Abstract 1707: Mitochondrial DNA (mtDNA) mutations in the left ventricle of Goto-Kakizaki diabetic rats.

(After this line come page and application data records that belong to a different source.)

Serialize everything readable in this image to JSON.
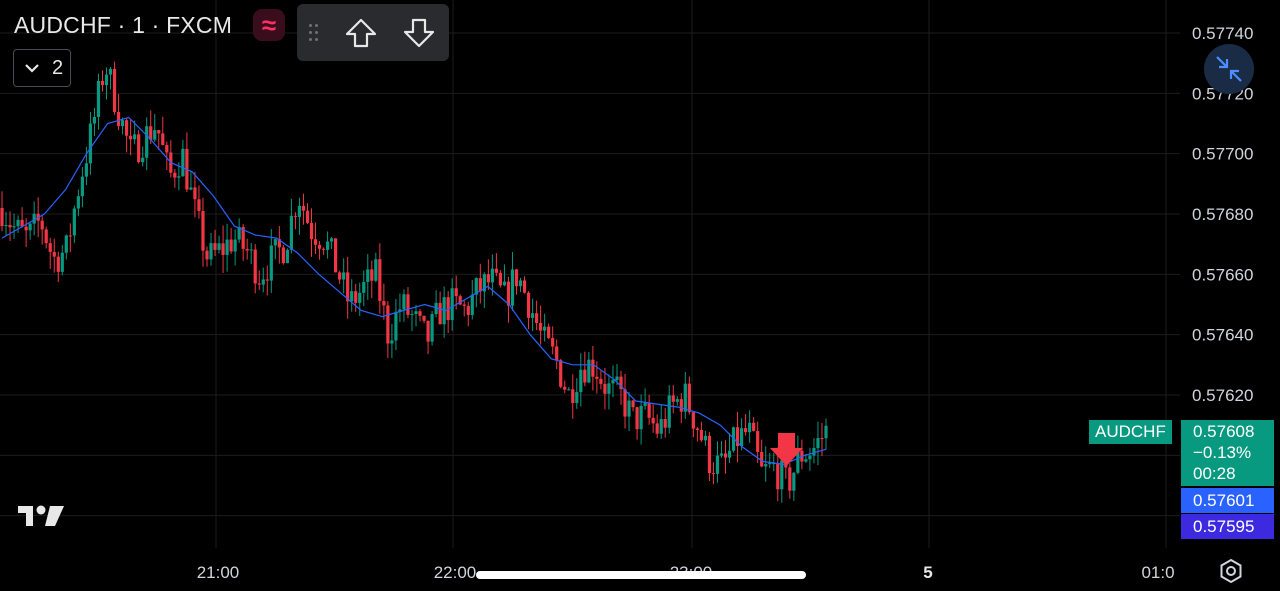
{
  "header": {
    "symbol_title": "AUDCHF · 1 · FXCM",
    "indicator_logo": "≈",
    "studies_count": "2"
  },
  "icons": {
    "up_arrow": "arrow-up-icon",
    "down_arrow": "arrow-down-icon",
    "collapse": "collapse-arrows-icon",
    "settings": "gear-icon",
    "logo": "tradingview-logo-icon"
  },
  "colors": {
    "up": "#089981",
    "down": "#f23645",
    "ma": "#2962ff",
    "grid": "#1c1c1c",
    "signal": "#f23645"
  },
  "price_labels": {
    "symbol": "AUDCHF",
    "last": "0.57608",
    "change": "−0.13%",
    "countdown": "00:28",
    "bid": "0.57601",
    "ask": "0.57595"
  },
  "chart_data": {
    "type": "candlestick",
    "y_ticks": [
      "0.57740",
      "0.57720",
      "0.57700",
      "0.57680",
      "0.57660",
      "0.57640",
      "0.57620"
    ],
    "y_tick_values": [
      0.5774,
      0.5772,
      0.577,
      0.5768,
      0.5766,
      0.5764,
      0.5762
    ],
    "ylim": [
      0.5757,
      0.57755
    ],
    "x_ticks": [
      "21:00",
      "22:00",
      "23:00",
      "5",
      "01:0"
    ],
    "close_path": [
      0.57682,
      0.57675,
      0.57672,
      0.57678,
      0.57665,
      0.57668,
      0.5769,
      0.57708,
      0.5773,
      0.57715,
      0.577,
      0.57705,
      0.5771,
      0.57692,
      0.577,
      0.5768,
      0.57665,
      0.57668,
      0.57672,
      0.57668,
      0.5766,
      0.57665,
      0.5767,
      0.57687,
      0.57675,
      0.57672,
      0.57662,
      0.5765,
      0.57655,
      0.5766,
      0.5764,
      0.5765,
      0.57645,
      0.57638,
      0.57648,
      0.5765,
      0.57648,
      0.57655,
      0.57658,
      0.57652,
      0.5766,
      0.5765,
      0.57638,
      0.57632,
      0.5762,
      0.5763,
      0.5763,
      0.57622,
      0.5762,
      0.57612,
      0.57613,
      0.57608,
      0.57616,
      0.5762,
      0.5761,
      0.57598,
      0.57596,
      0.57605,
      0.57608,
      0.57594,
      0.57596,
      0.5759,
      0.576,
      0.57602,
      0.57608
    ],
    "ma_path": [
      0.57672,
      0.57676,
      0.5768,
      0.57688,
      0.577,
      0.5771,
      0.57712,
      0.57705,
      0.57697,
      0.57694,
      0.57686,
      0.57676,
      0.57673,
      0.57672,
      0.57667,
      0.5766,
      0.57654,
      0.57648,
      0.57646,
      0.57648,
      0.5765,
      0.57648,
      0.57652,
      0.57656,
      0.5765,
      0.5764,
      0.57632,
      0.5763,
      0.5763,
      0.57625,
      0.57618,
      0.57617,
      0.57616,
      0.57614,
      0.5761,
      0.57603,
      0.57598,
      0.57597,
      0.576,
      0.57602
    ],
    "sell_signal": "down-arrow",
    "last_price": 0.57608,
    "change_pct": -0.13
  }
}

Diabetic cardiomyopathy is associated with significant increases in apoptosis and loss of cardiac mass. Mitochondrial dysfunction has a significant role in the development and complications of diabetic cardiomyopathy. Although the mitochondria have developed defense mechanisms to handle ROS, diabetes-induced hyperglycemia greatly increases oxidative stress and accelerates the rate of damage. However, less clear are the mechanisms that lead to failure, since short-term hyperglycemia activates antioxidative defenses. This suggests that there may be limits to adaptability or that the chronic hyperglycemia ultimately produces an accumulation of errors with which the mitochondria are unable to cope. The GK rat is a nonobese model of type 2 diabetes that develops significant hyperglycemia, hyperinsulinemia, and glucose intolerance at an early age. Long range PCR demonstrated the presence of deletions in 9 month-old GK LV but not 3 month old GK or Wistar LV of either age. Using the temporal temperature gradient electrophoresis (TTGE) method to analyze LV mtDNA mutations, we observed a number of basepair substitutions or insertions in the 3′ end of COX3 from GK LV, but not from Wistar, and the frequency of these errors increased with age. TTGE analysis of the D Loop region also found the presence of mtDNA mutations. Analysis of LV mitochondrial function demonstrated a significant reduction in LV cytochrome oxidase activity (Wistar; 0.16± 0.02, GK; 0.10± 0.01 nmole/min/mg protein) and this was accompanied by a significant decrease (40%) in mitochondrial copy number. The accumulation of mtDNA mutations and concomitant mitochondrial dysfunction may be the underlying pathology for many complications of diabetes, including vascular dysfunction, renal failure, and congestive heart failure.